Good luck!
2 months ago
I recently replaced a corroded spider arm from our front loader Samsung washer. It's a terrible cast aluminum mounting bracket that connects the drum to one of these motors. Since the new one came with a drive shaft attached I decided to remove the old one since it is a nice machined steel shaft with the correct spline end for the motor.

What a mission. When I eventually got it off it was apparent that they cast these brackets onto the shaft. On the bright side, the other end also has a spline and with a bit of modification it should be good for attaching a different bracket to it for things like turbine blades or a pelton wheel.
2 months ago
Another option is a flash boiler. It's used by home brewers where they intentionally flash the water over into steam which is then piped to an injection point that heats the wort without scorching it.

They are just like those instant hot water heaters except they have more contact time between the heat and the water, and they have more heat of course.
https://www.homebrewtalk.com/threads/flash-boiler.153116/
2 months ago
Start with a smaller hole you would normally think to cut.

We did this and we almost cut them too big. Chickens can squeeze through a surprisingly small hole.
2 months ago
It's a super important plant in zone 3. It's the first berry to flower and fruit. So it's an important food source for bees and critters.
In this zone, the succession is haskaps, raspberries, blueberries
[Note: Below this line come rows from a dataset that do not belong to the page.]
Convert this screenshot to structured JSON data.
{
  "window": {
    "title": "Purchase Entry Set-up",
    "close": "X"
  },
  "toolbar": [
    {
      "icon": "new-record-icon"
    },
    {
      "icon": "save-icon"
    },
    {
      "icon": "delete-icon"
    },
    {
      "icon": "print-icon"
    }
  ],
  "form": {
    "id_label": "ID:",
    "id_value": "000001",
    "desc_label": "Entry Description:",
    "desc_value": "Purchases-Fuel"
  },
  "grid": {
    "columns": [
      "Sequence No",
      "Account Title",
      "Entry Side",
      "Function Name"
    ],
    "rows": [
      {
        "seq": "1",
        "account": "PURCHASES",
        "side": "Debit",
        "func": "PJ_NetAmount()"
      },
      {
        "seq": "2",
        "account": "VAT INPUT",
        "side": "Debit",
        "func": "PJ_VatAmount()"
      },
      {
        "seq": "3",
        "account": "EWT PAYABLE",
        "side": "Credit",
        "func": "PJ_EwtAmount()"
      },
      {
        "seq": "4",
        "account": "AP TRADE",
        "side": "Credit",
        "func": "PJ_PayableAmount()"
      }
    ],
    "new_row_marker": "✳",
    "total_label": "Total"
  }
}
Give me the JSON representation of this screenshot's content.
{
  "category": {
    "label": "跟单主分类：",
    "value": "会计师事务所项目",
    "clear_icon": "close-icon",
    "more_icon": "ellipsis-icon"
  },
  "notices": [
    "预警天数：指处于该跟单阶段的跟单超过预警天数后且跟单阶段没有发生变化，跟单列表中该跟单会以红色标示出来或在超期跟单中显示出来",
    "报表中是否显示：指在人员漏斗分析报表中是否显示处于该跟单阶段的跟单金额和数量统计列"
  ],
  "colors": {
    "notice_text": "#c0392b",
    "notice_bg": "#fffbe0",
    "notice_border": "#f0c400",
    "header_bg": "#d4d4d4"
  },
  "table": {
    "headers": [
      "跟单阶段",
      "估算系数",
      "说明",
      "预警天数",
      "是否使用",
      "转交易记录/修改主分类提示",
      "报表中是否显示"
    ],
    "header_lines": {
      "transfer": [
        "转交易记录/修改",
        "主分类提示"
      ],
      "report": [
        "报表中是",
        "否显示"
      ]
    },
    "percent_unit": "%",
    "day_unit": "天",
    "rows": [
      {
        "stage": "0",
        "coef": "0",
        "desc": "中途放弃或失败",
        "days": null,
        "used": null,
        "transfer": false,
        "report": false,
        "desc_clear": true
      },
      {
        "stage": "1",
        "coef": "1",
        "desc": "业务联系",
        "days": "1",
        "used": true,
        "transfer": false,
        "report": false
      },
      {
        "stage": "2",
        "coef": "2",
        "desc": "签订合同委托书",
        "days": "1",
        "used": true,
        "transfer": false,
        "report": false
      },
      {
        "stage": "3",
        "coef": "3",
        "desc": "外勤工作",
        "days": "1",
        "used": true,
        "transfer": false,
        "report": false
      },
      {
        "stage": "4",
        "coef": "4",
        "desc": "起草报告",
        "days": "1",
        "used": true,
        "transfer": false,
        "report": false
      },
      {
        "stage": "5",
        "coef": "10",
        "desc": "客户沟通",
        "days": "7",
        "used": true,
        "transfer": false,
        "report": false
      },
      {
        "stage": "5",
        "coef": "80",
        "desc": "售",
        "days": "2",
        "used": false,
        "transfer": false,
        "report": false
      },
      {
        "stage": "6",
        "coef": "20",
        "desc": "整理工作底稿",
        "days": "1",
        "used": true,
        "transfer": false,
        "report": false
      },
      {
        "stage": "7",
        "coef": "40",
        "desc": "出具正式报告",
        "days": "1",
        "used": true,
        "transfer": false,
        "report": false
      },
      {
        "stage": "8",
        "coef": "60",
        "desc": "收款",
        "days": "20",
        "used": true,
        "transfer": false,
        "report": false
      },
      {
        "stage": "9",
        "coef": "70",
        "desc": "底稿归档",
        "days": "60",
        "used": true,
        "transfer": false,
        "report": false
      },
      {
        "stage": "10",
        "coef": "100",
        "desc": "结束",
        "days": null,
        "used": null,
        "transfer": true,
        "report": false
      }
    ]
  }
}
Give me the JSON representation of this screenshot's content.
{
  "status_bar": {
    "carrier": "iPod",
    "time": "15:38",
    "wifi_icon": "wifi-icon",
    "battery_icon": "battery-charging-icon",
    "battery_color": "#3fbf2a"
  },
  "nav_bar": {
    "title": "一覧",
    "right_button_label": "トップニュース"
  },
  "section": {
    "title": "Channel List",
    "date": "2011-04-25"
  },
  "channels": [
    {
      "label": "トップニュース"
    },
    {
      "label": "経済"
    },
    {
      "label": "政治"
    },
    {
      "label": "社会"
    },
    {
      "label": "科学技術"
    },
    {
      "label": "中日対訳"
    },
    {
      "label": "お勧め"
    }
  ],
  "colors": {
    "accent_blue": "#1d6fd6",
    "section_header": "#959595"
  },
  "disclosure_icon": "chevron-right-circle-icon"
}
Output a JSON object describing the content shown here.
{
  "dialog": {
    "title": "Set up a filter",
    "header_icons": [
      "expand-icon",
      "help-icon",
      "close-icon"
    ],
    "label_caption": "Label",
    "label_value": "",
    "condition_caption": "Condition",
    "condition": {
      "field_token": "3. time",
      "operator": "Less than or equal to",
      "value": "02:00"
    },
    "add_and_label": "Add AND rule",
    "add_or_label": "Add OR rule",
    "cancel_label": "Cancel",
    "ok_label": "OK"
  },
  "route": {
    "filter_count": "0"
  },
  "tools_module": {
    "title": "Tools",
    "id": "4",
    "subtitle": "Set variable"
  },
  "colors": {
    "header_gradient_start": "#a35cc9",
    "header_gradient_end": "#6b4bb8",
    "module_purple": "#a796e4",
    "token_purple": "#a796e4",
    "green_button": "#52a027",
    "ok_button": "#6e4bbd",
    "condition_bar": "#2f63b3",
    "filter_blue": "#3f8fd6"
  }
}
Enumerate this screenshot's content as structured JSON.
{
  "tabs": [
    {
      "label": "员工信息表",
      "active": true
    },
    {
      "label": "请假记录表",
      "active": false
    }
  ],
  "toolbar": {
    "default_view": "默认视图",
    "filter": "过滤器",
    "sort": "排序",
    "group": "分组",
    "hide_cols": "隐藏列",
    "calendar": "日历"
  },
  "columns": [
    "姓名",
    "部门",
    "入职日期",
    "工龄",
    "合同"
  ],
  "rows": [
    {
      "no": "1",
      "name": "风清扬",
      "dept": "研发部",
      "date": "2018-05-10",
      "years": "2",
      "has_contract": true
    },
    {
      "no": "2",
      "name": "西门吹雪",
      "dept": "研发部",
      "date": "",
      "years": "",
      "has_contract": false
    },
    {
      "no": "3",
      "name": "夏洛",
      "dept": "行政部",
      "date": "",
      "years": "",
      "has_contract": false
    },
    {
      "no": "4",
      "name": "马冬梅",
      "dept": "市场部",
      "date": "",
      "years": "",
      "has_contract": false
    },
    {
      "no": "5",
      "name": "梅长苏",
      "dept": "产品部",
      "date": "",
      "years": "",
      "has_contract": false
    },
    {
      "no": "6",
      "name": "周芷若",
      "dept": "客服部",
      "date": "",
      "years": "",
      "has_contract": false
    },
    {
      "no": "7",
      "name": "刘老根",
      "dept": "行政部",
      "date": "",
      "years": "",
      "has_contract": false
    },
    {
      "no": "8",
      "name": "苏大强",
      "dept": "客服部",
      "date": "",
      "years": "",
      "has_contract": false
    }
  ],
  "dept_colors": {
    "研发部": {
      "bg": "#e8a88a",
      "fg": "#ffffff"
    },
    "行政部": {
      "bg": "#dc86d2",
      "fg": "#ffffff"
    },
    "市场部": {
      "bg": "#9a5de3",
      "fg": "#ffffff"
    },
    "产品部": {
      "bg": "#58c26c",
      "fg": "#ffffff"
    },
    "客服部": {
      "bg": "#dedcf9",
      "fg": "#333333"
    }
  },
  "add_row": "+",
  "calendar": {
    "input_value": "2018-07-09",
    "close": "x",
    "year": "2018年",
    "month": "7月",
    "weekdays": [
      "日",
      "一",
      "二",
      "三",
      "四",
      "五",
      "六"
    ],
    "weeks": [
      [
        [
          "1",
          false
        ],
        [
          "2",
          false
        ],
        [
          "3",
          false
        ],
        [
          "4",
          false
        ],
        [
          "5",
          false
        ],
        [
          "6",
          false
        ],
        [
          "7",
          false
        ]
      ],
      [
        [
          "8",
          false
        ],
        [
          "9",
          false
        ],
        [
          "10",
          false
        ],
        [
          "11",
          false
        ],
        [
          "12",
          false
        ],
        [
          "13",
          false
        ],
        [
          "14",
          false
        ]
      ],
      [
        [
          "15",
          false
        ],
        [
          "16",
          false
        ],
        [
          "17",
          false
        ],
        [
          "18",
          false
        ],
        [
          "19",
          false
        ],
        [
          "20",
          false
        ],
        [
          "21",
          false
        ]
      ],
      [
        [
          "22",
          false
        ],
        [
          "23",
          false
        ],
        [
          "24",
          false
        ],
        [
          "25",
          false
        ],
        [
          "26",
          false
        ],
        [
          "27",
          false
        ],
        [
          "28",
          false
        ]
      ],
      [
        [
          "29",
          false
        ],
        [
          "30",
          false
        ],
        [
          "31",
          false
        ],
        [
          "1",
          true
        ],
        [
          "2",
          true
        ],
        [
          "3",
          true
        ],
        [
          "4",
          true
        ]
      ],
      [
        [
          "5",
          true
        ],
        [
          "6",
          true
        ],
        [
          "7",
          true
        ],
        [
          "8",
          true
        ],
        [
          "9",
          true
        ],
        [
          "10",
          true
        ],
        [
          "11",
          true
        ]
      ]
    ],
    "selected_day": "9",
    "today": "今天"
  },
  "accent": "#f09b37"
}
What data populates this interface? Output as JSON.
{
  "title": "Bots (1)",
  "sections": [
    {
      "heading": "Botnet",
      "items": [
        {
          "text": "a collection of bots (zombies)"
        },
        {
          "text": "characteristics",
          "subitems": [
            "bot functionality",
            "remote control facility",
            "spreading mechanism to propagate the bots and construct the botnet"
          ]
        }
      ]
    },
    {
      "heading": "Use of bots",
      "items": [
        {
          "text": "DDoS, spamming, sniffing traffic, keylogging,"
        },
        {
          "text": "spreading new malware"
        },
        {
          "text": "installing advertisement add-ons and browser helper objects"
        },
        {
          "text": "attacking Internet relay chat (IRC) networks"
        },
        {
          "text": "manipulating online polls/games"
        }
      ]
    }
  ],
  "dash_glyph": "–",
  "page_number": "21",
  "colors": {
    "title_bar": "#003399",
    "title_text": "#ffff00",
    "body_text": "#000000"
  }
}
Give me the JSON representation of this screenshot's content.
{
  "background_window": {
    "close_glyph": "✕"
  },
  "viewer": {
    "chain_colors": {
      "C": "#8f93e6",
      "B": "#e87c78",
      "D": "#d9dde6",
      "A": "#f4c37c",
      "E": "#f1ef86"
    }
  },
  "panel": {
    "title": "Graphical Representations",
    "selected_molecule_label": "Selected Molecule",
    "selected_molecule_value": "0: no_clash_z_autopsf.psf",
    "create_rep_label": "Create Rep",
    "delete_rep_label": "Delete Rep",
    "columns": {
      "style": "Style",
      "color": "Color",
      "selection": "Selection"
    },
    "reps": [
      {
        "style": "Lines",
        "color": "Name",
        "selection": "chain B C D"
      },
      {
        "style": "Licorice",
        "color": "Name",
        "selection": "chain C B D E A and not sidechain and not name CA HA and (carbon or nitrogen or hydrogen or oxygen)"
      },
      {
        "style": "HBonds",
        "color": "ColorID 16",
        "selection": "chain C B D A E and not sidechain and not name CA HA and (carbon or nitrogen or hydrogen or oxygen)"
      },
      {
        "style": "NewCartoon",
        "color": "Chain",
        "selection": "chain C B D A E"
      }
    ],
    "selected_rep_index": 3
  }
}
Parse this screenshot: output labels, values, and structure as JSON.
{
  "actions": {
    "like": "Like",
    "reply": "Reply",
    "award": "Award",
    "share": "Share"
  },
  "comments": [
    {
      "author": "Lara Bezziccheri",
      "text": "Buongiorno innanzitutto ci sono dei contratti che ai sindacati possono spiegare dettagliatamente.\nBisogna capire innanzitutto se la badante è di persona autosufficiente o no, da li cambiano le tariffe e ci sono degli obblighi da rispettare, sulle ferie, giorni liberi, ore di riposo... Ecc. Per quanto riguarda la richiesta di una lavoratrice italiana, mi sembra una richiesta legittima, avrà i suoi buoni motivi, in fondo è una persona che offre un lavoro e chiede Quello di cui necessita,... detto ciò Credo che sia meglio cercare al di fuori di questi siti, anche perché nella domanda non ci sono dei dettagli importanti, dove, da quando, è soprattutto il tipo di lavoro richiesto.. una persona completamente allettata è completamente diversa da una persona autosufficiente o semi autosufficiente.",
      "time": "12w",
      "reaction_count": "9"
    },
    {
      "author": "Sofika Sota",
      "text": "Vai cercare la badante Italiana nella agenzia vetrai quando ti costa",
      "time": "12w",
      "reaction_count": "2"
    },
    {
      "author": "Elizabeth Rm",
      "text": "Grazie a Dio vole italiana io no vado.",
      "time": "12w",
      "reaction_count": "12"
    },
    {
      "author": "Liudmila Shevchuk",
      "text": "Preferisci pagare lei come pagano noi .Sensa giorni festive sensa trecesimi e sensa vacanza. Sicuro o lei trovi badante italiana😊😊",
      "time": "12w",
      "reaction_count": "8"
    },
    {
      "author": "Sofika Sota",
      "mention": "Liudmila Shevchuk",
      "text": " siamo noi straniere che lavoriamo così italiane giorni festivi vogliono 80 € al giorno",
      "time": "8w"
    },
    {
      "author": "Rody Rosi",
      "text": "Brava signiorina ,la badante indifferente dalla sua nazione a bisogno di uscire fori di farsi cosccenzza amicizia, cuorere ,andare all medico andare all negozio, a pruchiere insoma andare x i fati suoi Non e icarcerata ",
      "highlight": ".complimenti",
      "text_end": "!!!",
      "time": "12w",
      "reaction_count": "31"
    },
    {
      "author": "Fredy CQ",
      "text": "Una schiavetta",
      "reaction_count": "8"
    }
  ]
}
Be aware that to be really productive they require 2 different varieties so they cross pollinate. Because different varieties flower at different times, you need to make sure the varieties are compatible.

You will find some varieties are bred primarily for pollination. They are typically taller plants that produce lots of flowers, and tart fruit.
A great thing about that is you can quickly spot a pollinator because of it's size, and you can plant them behind your main fruiting varieties on the shady side.
2 months ago